Pictures are to be dropped, and only the lines from the one containing "Parse this screenshot: output" through the end of the data below are to be reproduced as written.
MATERIAL FOR THIS EXERCISE section start
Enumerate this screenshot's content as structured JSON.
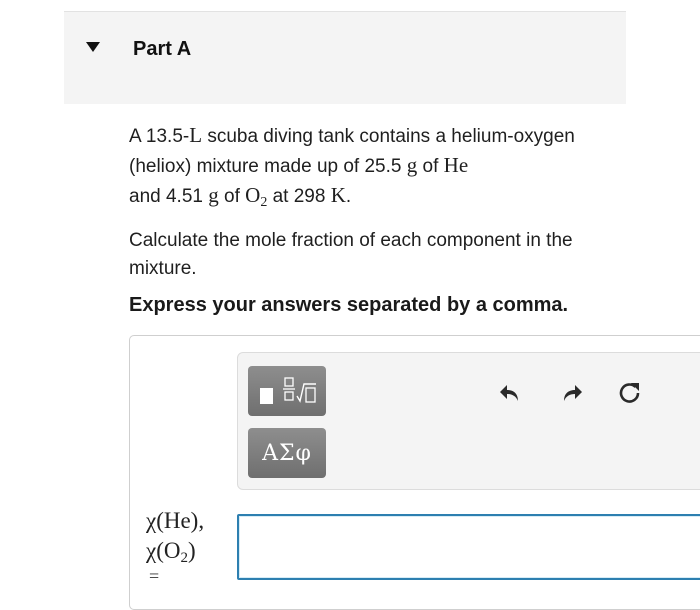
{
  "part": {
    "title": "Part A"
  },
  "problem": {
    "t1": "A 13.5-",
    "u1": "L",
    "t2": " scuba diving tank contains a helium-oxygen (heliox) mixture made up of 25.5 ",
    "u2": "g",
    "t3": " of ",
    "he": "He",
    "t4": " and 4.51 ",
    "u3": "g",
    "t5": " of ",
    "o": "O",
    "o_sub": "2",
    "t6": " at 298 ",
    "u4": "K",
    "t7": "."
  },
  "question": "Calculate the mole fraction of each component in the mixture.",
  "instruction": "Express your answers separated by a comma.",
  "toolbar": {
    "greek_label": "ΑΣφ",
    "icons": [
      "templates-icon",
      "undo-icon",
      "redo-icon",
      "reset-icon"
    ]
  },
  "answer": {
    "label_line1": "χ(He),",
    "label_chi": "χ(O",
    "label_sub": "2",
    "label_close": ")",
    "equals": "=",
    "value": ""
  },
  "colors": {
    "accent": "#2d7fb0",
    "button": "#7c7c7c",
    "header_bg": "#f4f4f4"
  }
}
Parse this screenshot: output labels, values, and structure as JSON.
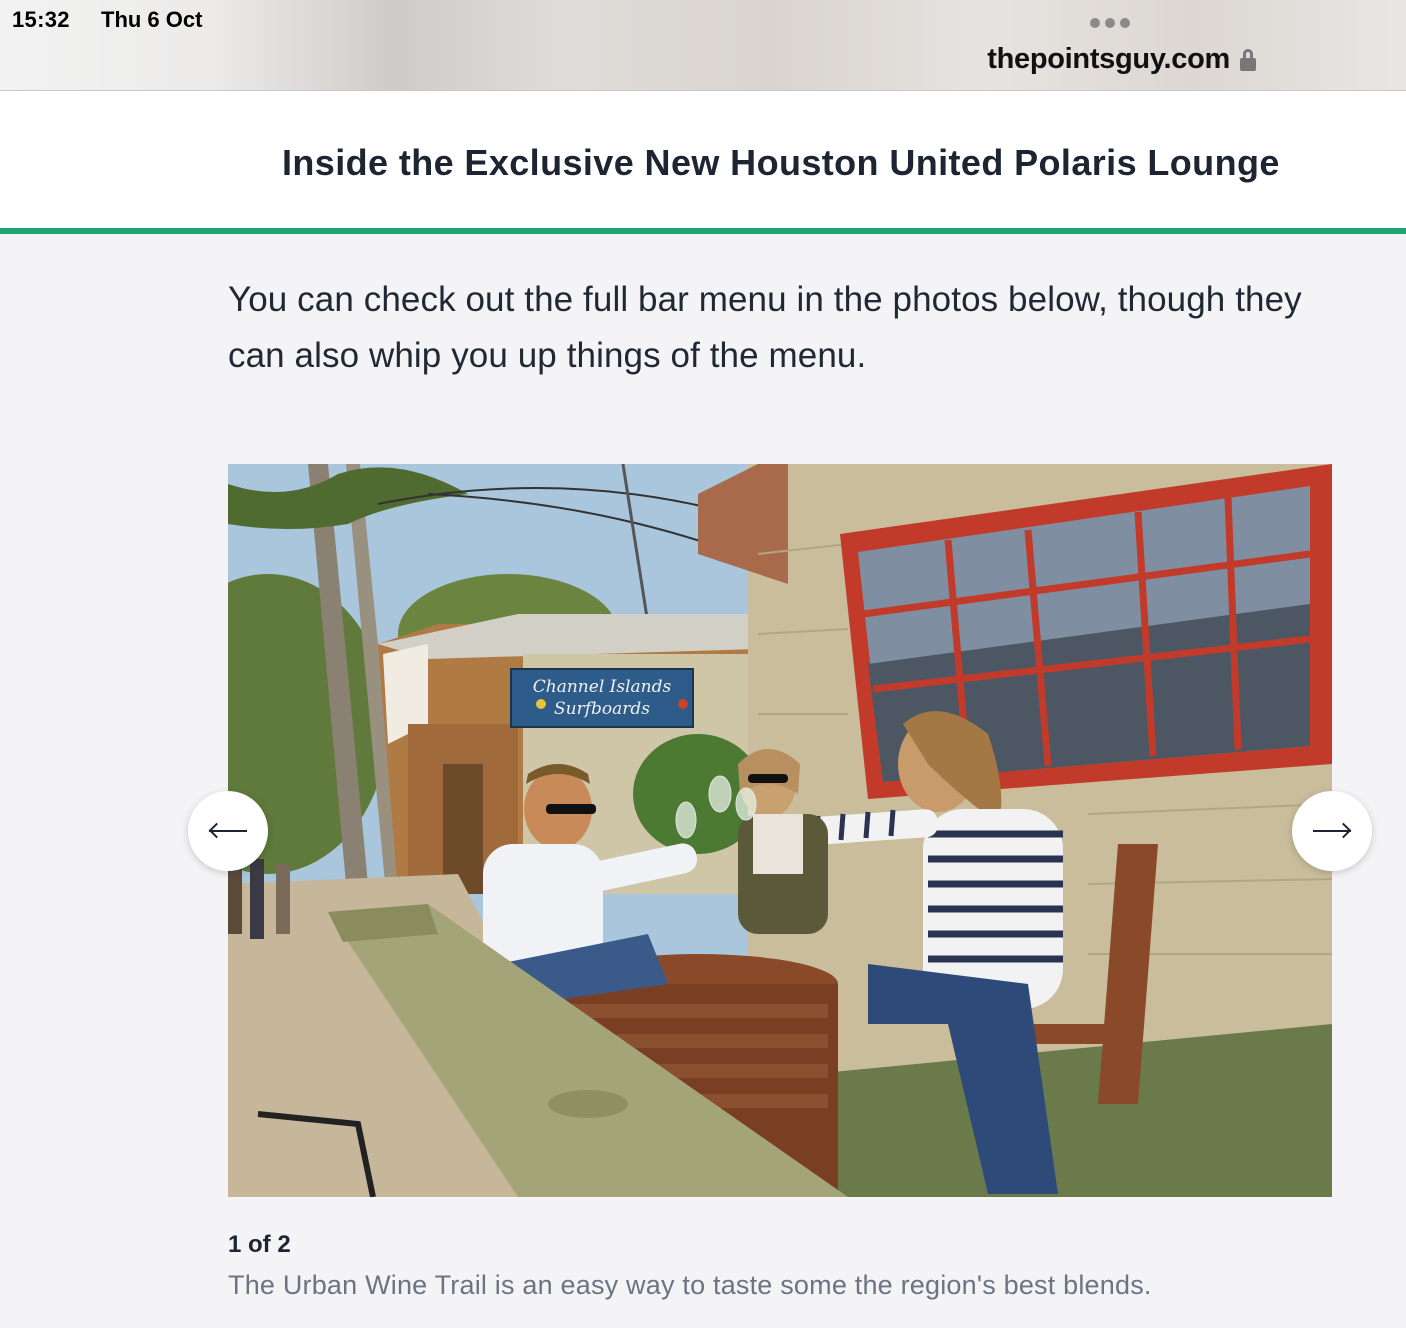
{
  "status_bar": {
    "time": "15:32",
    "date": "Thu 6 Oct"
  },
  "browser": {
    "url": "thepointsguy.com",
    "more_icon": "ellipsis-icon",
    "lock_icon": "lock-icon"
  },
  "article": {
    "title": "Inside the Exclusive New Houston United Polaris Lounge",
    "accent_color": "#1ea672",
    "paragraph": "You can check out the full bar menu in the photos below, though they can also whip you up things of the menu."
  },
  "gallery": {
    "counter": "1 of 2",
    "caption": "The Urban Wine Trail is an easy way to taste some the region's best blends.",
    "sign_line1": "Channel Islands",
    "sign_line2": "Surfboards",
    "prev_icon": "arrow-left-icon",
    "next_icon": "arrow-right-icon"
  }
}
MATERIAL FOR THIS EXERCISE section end
» **WRITTEN SOLUTION**
Parse this screenshot: output labels, values, and structure as JSON.
{
  "status_bar": {
    "time": "15:32",
    "date": "Thu 6 Oct"
  },
  "browser": {
    "url": "thepointsguy.com",
    "more_icon": "ellipsis-icon",
    "lock_icon": "lock-icon"
  },
  "article": {
    "title": "Inside the Exclusive New Houston United Polaris Lounge",
    "accent_color": "#1ea672",
    "paragraph": "You can check out the full bar menu in the photos below, though they can also whip you up things of the menu."
  },
  "gallery": {
    "counter": "1 of 2",
    "caption": "The Urban Wine Trail is an easy way to taste some the region's best blends.",
    "sign_line1": "Channel Islands",
    "sign_line2": "Surfboards",
    "prev_icon": "arrow-left-icon",
    "next_icon": "arrow-right-icon"
  }
}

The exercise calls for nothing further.